I'm confident that the criminal justice system will work to punish the people who killed my husband. But the civil justice system must also be allowed to work. Those who share responsibility for my husband's death must also be held accountable.
I and families of other sniper victims have sued these gun sellers. I hope that by holding them accountable, we can cause others to behave more responsibly, and that future tragedies such as mine will be prevented. I understood when I filed the case that I was not guaranteed victory, but that's OK. All I wanted was my day in court. But if [the Protection of Lawful Commerce in Arms Act] is enacted, the courthouse door will be slammed in my face.
No other industry enjoys the protections that the gun industry is seeking. Gun sellers and manufacturers shouldn't be above the law. If any other product injured my husband and irresponsible sellers played a part, I would be able to bring a case in court. But because Conrad was shot with a gun, my lawsuit would not be allowed. Those who sell guns that are sought by criminals need to be more careful than sellers of other products, not less careful.
I call on Congress to protect my rights and the rights of other victims of gun violence. There's nothing frivolous about how bad gun dealers behave. And there's nothing frivolous about my case.
Days after 20 children and six adults were killed in a school shooting in Newtown, Connecticut, Rush Limbaugh used the tragedy in invoking a debunked conspiracy theory alleging the Obama administration launched Operation Fast and Furious in order to pass stricter gun-control legislation.
On Tuesday, Limbaugh rehashed the theory that Fast and Furious, a gun-running operation intended to track drug traffickers, was a nefarious plot to get criminals guns in the hope that the resulting violence would lead to public support for stronger gun-control laws. Limbaugh claimed that the "plan" behind Fast and Furious was to "create a bunch of gun violence with American guns, bought legally and therefore easily, and outrage the American people." He then said, "Let me be blunt. The objective of Fast and Furious was to create the very emotional pitch people experienced after what happened in Newtown on Friday. That is exactly what Fast and Furious was intended to do, was to create that kind of reaction all over the country."
Fast and Furious was a botched operation run by the Bureau of Alcohol, Tobacco, Firearms and Explosives (ATF) that "allowed a gun trafficking ring to buy hundreds of weapons and send them to Mexico as part of an investigative tactic," as The New York Times reported. Unfortunately, officials "eventually lost track of hundreds of weapons," including two that were found near the site where a Border Patrol agent was killed.
Although conservative media pushed the conspiracy theory that the operation was part of an Obama administration plot to push gun control, an independent investigation into Fast and Furious soundly debunked such claims.
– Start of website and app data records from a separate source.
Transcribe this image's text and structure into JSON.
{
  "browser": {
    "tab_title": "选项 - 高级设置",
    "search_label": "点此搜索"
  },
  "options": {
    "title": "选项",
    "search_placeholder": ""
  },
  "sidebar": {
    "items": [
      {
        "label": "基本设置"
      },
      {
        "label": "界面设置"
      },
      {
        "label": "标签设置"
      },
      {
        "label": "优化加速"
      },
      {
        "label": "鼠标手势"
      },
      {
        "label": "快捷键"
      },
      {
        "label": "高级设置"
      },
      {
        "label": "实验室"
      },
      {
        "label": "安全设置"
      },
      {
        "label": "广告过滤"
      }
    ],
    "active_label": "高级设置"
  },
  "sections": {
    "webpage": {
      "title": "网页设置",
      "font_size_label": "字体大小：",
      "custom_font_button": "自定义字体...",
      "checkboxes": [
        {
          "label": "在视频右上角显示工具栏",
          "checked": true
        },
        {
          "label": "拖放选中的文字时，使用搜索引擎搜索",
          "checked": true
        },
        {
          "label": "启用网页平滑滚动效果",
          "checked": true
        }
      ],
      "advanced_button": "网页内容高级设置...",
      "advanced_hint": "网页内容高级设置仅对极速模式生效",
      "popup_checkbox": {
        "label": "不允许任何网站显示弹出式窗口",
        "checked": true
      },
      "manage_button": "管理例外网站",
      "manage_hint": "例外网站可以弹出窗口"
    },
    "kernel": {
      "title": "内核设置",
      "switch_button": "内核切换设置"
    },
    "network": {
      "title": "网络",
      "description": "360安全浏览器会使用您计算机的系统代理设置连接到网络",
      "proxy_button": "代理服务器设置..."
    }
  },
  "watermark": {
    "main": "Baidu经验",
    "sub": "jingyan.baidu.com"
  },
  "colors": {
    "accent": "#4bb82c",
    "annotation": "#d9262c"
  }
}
The Department of Justice's Office of the Inspector General found "no evidence that the agents responsible for the cases had improper motives or were trying to accomplish anything other than dismantling a dangerous firearms trafficking organization." The OIG report specifically noted there was no link between the operation and plans to regulate firearms, stating they found "no evidence that ATF Phoenix initiated the investigation in order to facilitate efforts to obtain long gun legislation."